But MBS also said in the Fox News interview that “the Palestinian issue is very important. We need to solve that part.” Saudi officials have also assured their Palestinian counterparts that they won’t abandon them in the normalization effort. Riyadh has also appointed an ambassador to Palestine and is co-chairing an initiative with the European Union aimed at reviving the peace process.
Netanyahu has said publicly that the Palestinians should be part of an agreement but that they should not have veto power over the deal.
Privately, Netanyahu and top adviser Strategic Affairs Minister Ron Dermer are aiming to limit the Palestinian component to financial aid for the cash-strapped PA, according to officials familiar with the matter.
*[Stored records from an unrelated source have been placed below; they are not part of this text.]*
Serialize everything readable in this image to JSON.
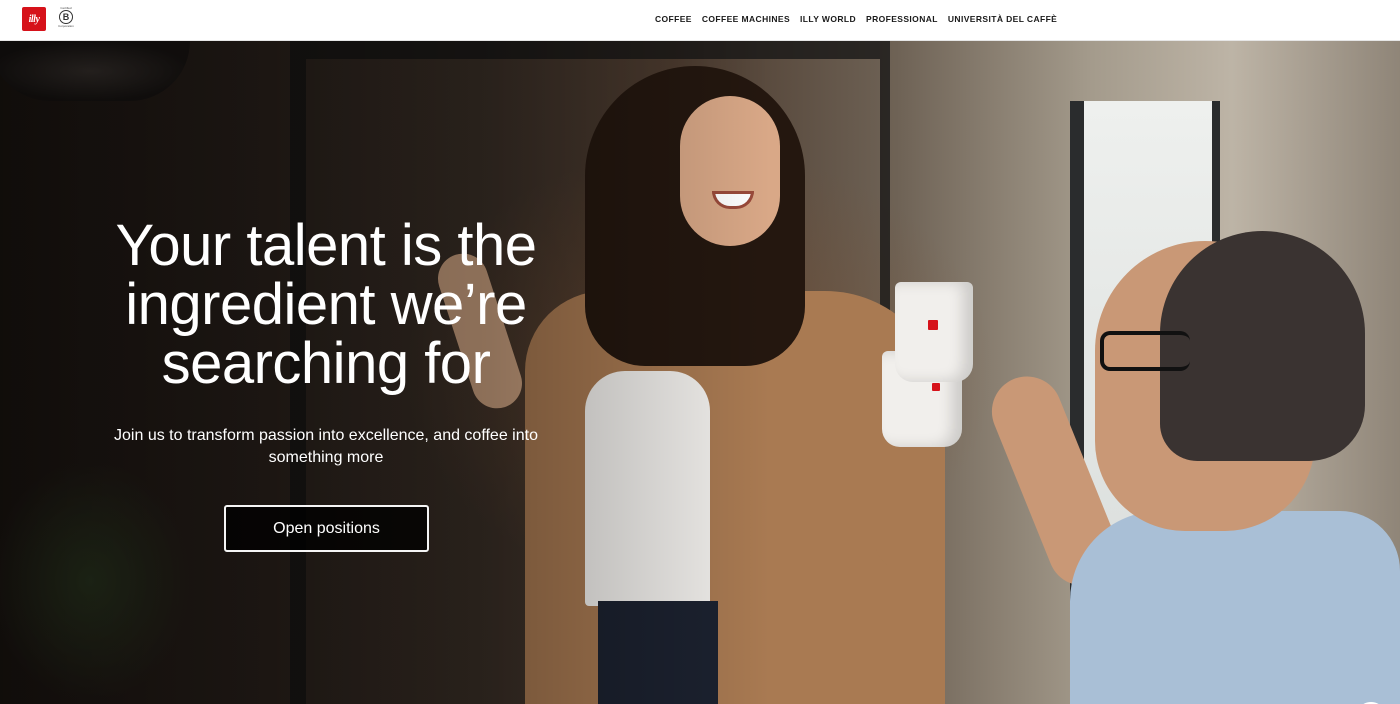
{
  "header": {
    "logo_text": "illy",
    "bcorp": {
      "top": "Certified",
      "mark": "B",
      "bottom": "Corporation"
    },
    "nav": [
      {
        "label": "COFFEE"
      },
      {
        "label": "COFFEE MACHINES"
      },
      {
        "label": "ILLY WORLD"
      },
      {
        "label": "PROFESSIONAL"
      },
      {
        "label": "UNIVERSITÀ DEL CAFFÈ"
      }
    ]
  },
  "hero": {
    "headline": "Your talent is the ingredient we’re searching for",
    "subline": "Join us to transform passion into excellence, and coffee into something more",
    "cta_label": "Open positions"
  },
  "accessibility": {
    "icon": "accessibility-icon",
    "glyph": "♿"
  },
  "colors": {
    "brand_red": "#d6121a",
    "accessibility_red": "#d93a2b",
    "header_bg": "#ffffff",
    "hero_text": "#ffffff"
  }
}
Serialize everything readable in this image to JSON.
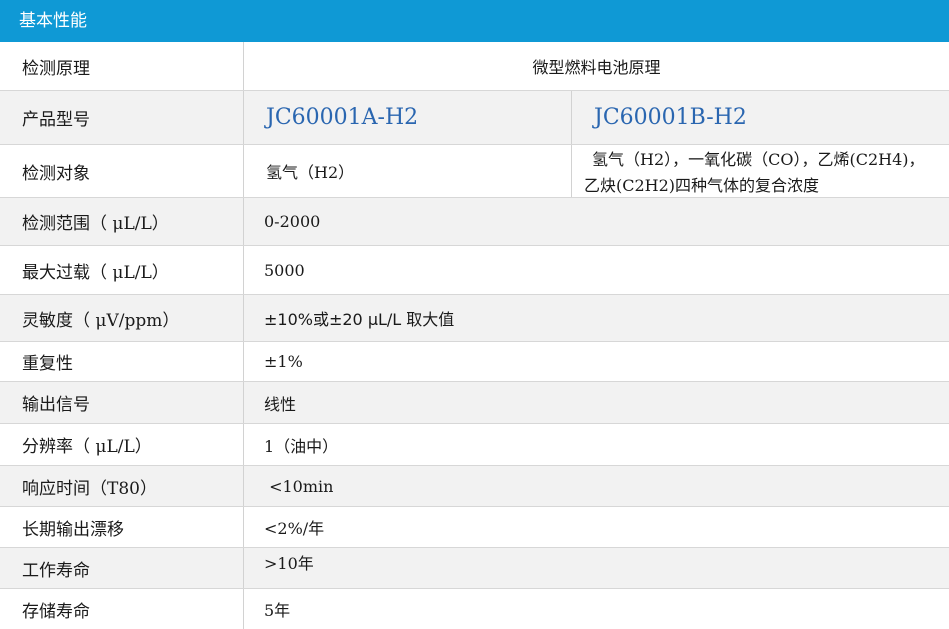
{
  "header": {
    "title": "基本性能"
  },
  "rows": {
    "principle": {
      "label": "检测原理",
      "value": "微型燃料电池原理"
    },
    "model": {
      "label": "产品型号",
      "value_a": "JC60001A-H2",
      "value_b": "JC60001B-H2"
    },
    "target": {
      "label": "检测对象",
      "value_a": "氢气（H2）",
      "value_b_line1": "氢气（H2），一氧化碳（CO），乙烯(C2H4)，",
      "value_b_line2": "乙炔(C2H2)四种气体的复合浓度"
    },
    "range": {
      "label": "检测范围（ μL/L）",
      "value": "0-2000"
    },
    "overload": {
      "label": "最大过载（ μL/L）",
      "value": "5000"
    },
    "sensitivity": {
      "label": "灵敏度（ μV/ppm）",
      "value": "±10%或±20 μL/L 取大值"
    },
    "repeatability": {
      "label": "重复性",
      "value": "±1%"
    },
    "output": {
      "label": "输出信号",
      "value": "线性"
    },
    "resolution": {
      "label": "分辨率（ μL/L）",
      "value": "1（油中）"
    },
    "response": {
      "label": "响应时间（T80）",
      "value": " <10min"
    },
    "drift": {
      "label": "长期输出漂移",
      "value": "<2%/年"
    },
    "life": {
      "label": "工作寿命",
      "value": ">10年"
    },
    "storage": {
      "label": "存储寿命",
      "value": "5年"
    }
  },
  "colors": {
    "header_bg": "#0f99d5",
    "model_text": "#2a66b0",
    "shade_row": "#f2f2f2"
  }
}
Palestinian officials told The Times of Israel last month that they’re merely pushing for a mutual cessation of unilateral actions in the context of the normalization negotiations, in addition to other “irreversible steps” that can help create a “diplomatic horizon” for a future deal. Those steps include the Israeli transfer of West Bank territory to the PA’s control, razing illegal outposts in the West Bank, limiting strategic settlement activity and a general commitment to a two-state solution.
Any of those steps alone could well be too much for Netanyahu, as National Security Minister Itamar Ben Gvir warned that the coalition’s two far-right parties would bolt if any concessions are made to the Palestinians.
US Secretary of State Antony Blinken is slated to visit Israel, the West Bank and Saudi Arabia in two weeks in hopes of advancing the issue further, but US officials have reiterated that a deal is still far from being signed.
A general framework has been outlined for what each side will have to give but exact details still need to be hammered out, administration officials have said.
Talks are expected to continue through December, with the White House hoping to have a deal ready to present to Congress by January, according to officials familiar with the matter.
On Wednesday, 20 Democratic senators penned a letter to Biden in which they expressed their general support for the normalization effort but stressed their concern over Saudi security and nuclear demands while urging the Biden administration to use the deal to advance a two-state solution.